In the world of music, the word “legendary” gets bandied about with such numbing regularity that it’s practically meaningless. There are, however, a few musicians to whom it can be rightfully applied. Clarence Clemons, known to fans and friends as “The Big Man,” was one of those people. His distinctive sound was a part of Bruce Springsteen’s E Street band for almost four decades.
Clarence Clemons, left, with Bruce Springsteen

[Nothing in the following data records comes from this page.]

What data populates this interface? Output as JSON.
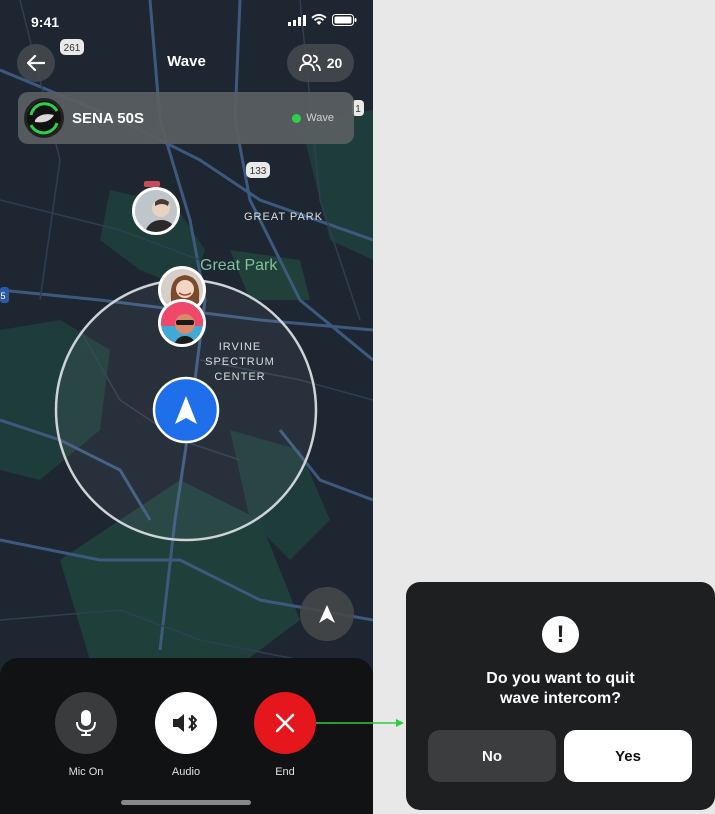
{
  "status_bar": {
    "time": "9:41"
  },
  "header": {
    "title": "Wave",
    "member_count": "20"
  },
  "device": {
    "name": "SENA 50S",
    "status": "Wave",
    "status_color": "#2ed04a"
  },
  "map": {
    "road_badges": [
      "261",
      "133",
      "5",
      "1"
    ],
    "labels": {
      "great_park_caps": "GREAT PARK",
      "great_park": "Great Park",
      "spectrum": [
        "IRVINE",
        "SPECTRUM",
        "CENTER"
      ]
    }
  },
  "controls": {
    "mic": {
      "label": "Mic On",
      "icon": "microphone-icon"
    },
    "audio": {
      "label": "Audio",
      "icon": "speaker-bluetooth-icon"
    },
    "end": {
      "label": "End",
      "icon": "close-icon",
      "color": "#e5171c"
    }
  },
  "dialog": {
    "message_line1": "Do you want to quit",
    "message_line2": "wave intercom?",
    "no_label": "No",
    "yes_label": "Yes",
    "icon": "exclamation-icon"
  },
  "colors": {
    "accent_blue": "#1f6feb",
    "connector": "#2ecc40"
  }
}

Reflecting on Clemons’ death, Springsteen issued the following statement: “Clarence lived a wonderful life. He carried within him a love of people that made them love him. He created a wondrous and extended family. He loved the saxophone, loved our fans and gave everything he had every night he stepped on stage. His loss is immeasurable and we are honored and thankful to have known him and had the opportunity to stand beside him for nearly forty years. He was my great friend, my partner, and with Clarence at my side, my band and I were able to tell a story far deeper than those simply contained in our music. His life, his memory, and his love will live on in that story and in our band.”

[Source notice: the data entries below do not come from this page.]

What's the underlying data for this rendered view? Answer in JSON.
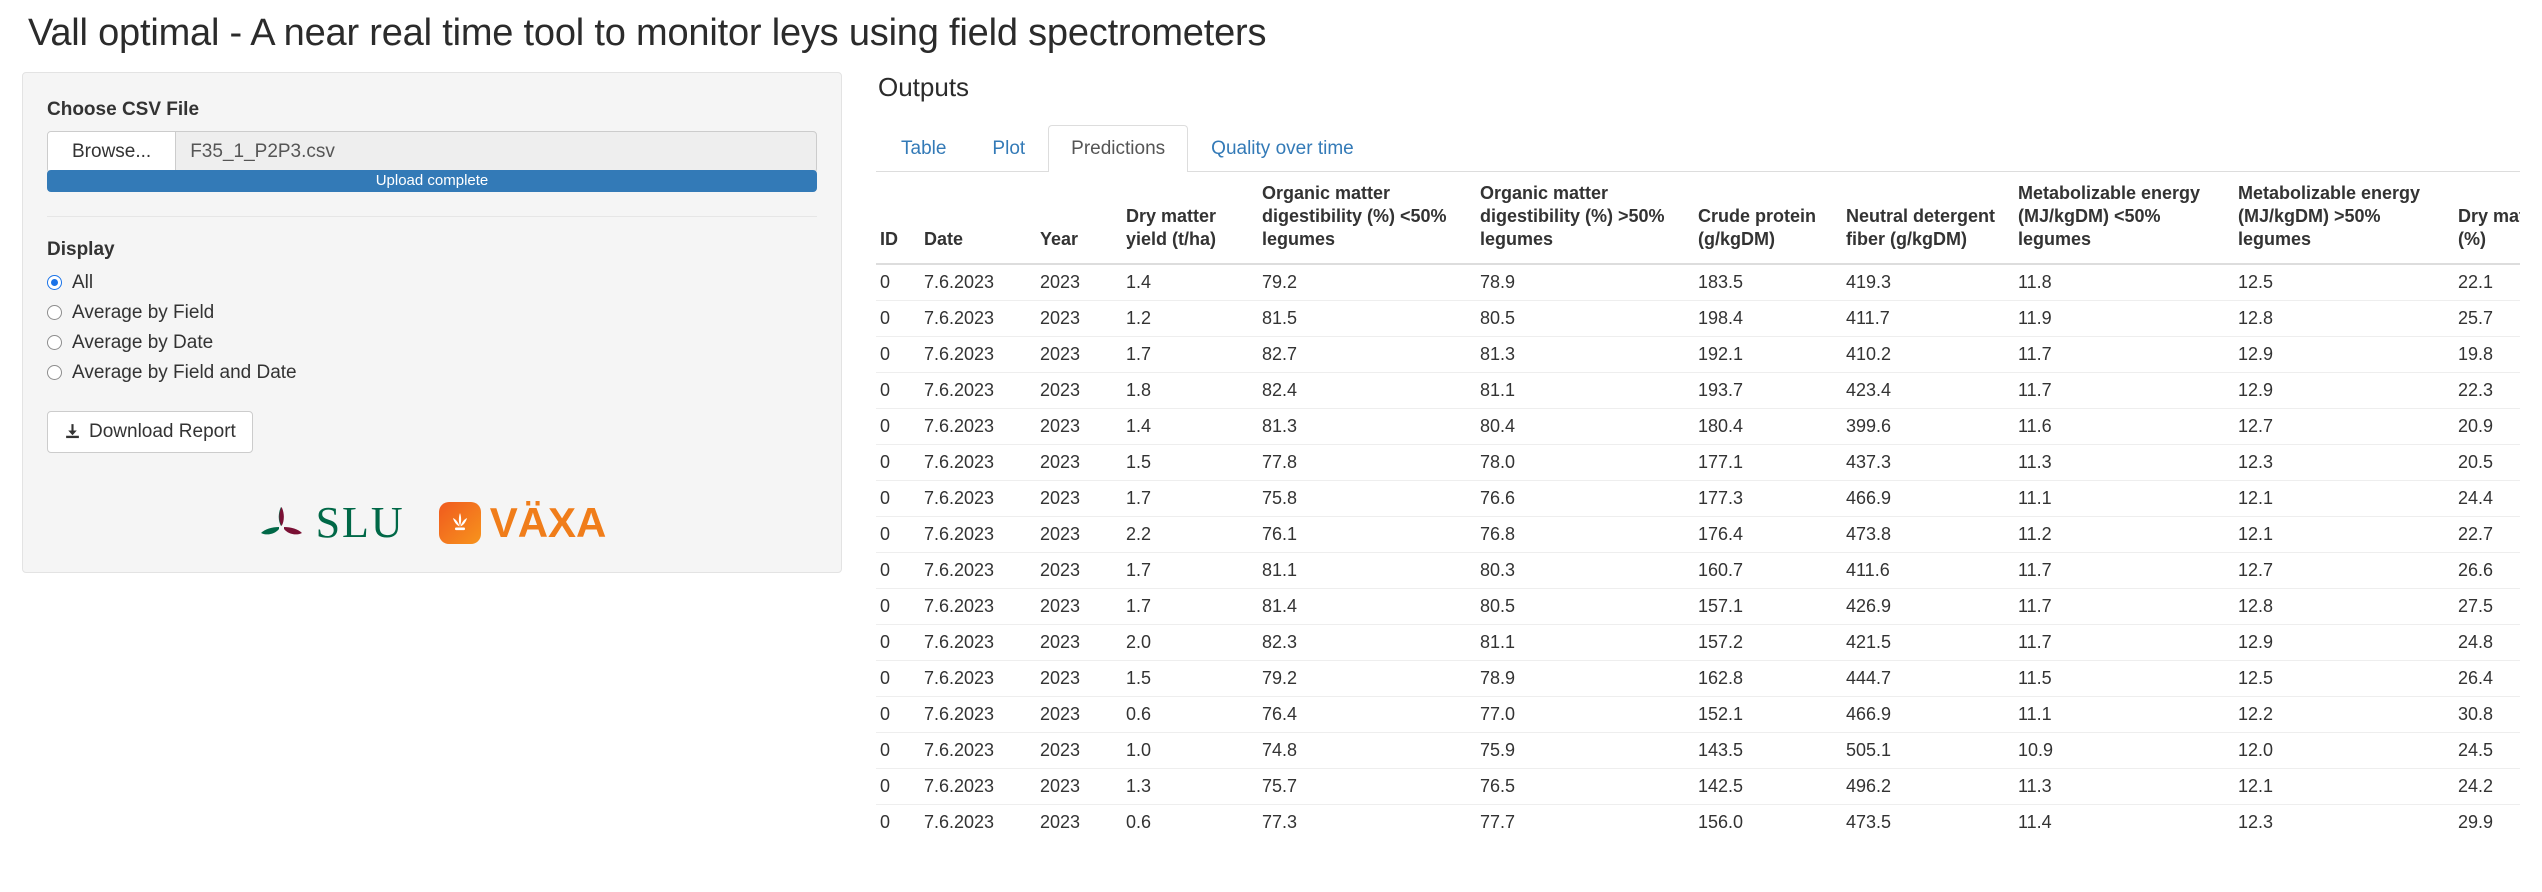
{
  "app": {
    "title": "Vall optimal - A near real time tool to monitor leys using field spectrometers"
  },
  "sidebar": {
    "file_label": "Choose CSV File",
    "browse_button": "Browse...",
    "file_name": "F35_1_P2P3.csv",
    "upload_status": "Upload complete",
    "display_label": "Display",
    "display_options": [
      {
        "label": "All",
        "selected": true
      },
      {
        "label": "Average by Field",
        "selected": false
      },
      {
        "label": "Average by Date",
        "selected": false
      },
      {
        "label": "Average by Field and Date",
        "selected": false
      }
    ],
    "download_button": "Download Report",
    "logos": [
      {
        "name": "slu-logo",
        "text": "SLU"
      },
      {
        "name": "vaxa-logo",
        "text": "VÄXA"
      }
    ]
  },
  "outputs": {
    "title": "Outputs",
    "tabs": [
      {
        "label": "Table",
        "active": false
      },
      {
        "label": "Plot",
        "active": false
      },
      {
        "label": "Predictions",
        "active": true
      },
      {
        "label": "Quality over time",
        "active": false
      }
    ],
    "table": {
      "columns": [
        "ID",
        "Date",
        "Year",
        "Dry matter yield (t/ha)",
        "Organic matter digestibility (%) <50% legumes",
        "Organic matter digestibility (%) >50% legumes",
        "Crude protein (g/kgDM)",
        "Neutral detergent fiber (g/kgDM)",
        "Metabolizable energy (MJ/kgDM) <50% legumes",
        "Metabolizable energy (MJ/kgDM) >50% legumes",
        "Dry matter (%)"
      ],
      "rows": [
        [
          "0",
          "7.6.2023",
          "2023",
          "1.4",
          "79.2",
          "78.9",
          "183.5",
          "419.3",
          "11.8",
          "12.5",
          "22.1"
        ],
        [
          "0",
          "7.6.2023",
          "2023",
          "1.2",
          "81.5",
          "80.5",
          "198.4",
          "411.7",
          "11.9",
          "12.8",
          "25.7"
        ],
        [
          "0",
          "7.6.2023",
          "2023",
          "1.7",
          "82.7",
          "81.3",
          "192.1",
          "410.2",
          "11.7",
          "12.9",
          "19.8"
        ],
        [
          "0",
          "7.6.2023",
          "2023",
          "1.8",
          "82.4",
          "81.1",
          "193.7",
          "423.4",
          "11.7",
          "12.9",
          "22.3"
        ],
        [
          "0",
          "7.6.2023",
          "2023",
          "1.4",
          "81.3",
          "80.4",
          "180.4",
          "399.6",
          "11.6",
          "12.7",
          "20.9"
        ],
        [
          "0",
          "7.6.2023",
          "2023",
          "1.5",
          "77.8",
          "78.0",
          "177.1",
          "437.3",
          "11.3",
          "12.3",
          "20.5"
        ],
        [
          "0",
          "7.6.2023",
          "2023",
          "1.7",
          "75.8",
          "76.6",
          "177.3",
          "466.9",
          "11.1",
          "12.1",
          "24.4"
        ],
        [
          "0",
          "7.6.2023",
          "2023",
          "2.2",
          "76.1",
          "76.8",
          "176.4",
          "473.8",
          "11.2",
          "12.1",
          "22.7"
        ],
        [
          "0",
          "7.6.2023",
          "2023",
          "1.7",
          "81.1",
          "80.3",
          "160.7",
          "411.6",
          "11.7",
          "12.7",
          "26.6"
        ],
        [
          "0",
          "7.6.2023",
          "2023",
          "1.7",
          "81.4",
          "80.5",
          "157.1",
          "426.9",
          "11.7",
          "12.8",
          "27.5"
        ],
        [
          "0",
          "7.6.2023",
          "2023",
          "2.0",
          "82.3",
          "81.1",
          "157.2",
          "421.5",
          "11.7",
          "12.9",
          "24.8"
        ],
        [
          "0",
          "7.6.2023",
          "2023",
          "1.5",
          "79.2",
          "78.9",
          "162.8",
          "444.7",
          "11.5",
          "12.5",
          "26.4"
        ],
        [
          "0",
          "7.6.2023",
          "2023",
          "0.6",
          "76.4",
          "77.0",
          "152.1",
          "466.9",
          "11.1",
          "12.2",
          "30.8"
        ],
        [
          "0",
          "7.6.2023",
          "2023",
          "1.0",
          "74.8",
          "75.9",
          "143.5",
          "505.1",
          "10.9",
          "12.0",
          "24.5"
        ],
        [
          "0",
          "7.6.2023",
          "2023",
          "1.3",
          "75.7",
          "76.5",
          "142.5",
          "496.2",
          "11.3",
          "12.1",
          "24.2"
        ],
        [
          "0",
          "7.6.2023",
          "2023",
          "0.6",
          "77.3",
          "77.7",
          "156.0",
          "473.5",
          "11.4",
          "12.3",
          "29.9"
        ]
      ]
    }
  }
}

The Huffington Post reports that Clarence Clemons remained remarkably active in recent years, despite health problems that required knee replacement and spinal fusion surgery. Even though he arrived at the 2009 Super Bowl in a wheelchair, he managed to stand for his performance with Bruce Springsteen. Over his long career, the 6′ 5″ musician also performed with the Grateful Dead, the Jerry Garcia Band, and Ringo Starr’s All Star Band, and had cameo roles in several films and TV shows. Most recently he appeared the Lady Gaga video, Edge of Glory.
Clemons was the oldest member of the E Street Band. His passing leaves our world a little bit emptier. Upstairs, however, among the clouds, it’s a fair bet that there’s good rockin’ tonight.
Photo credit: The New York Daily News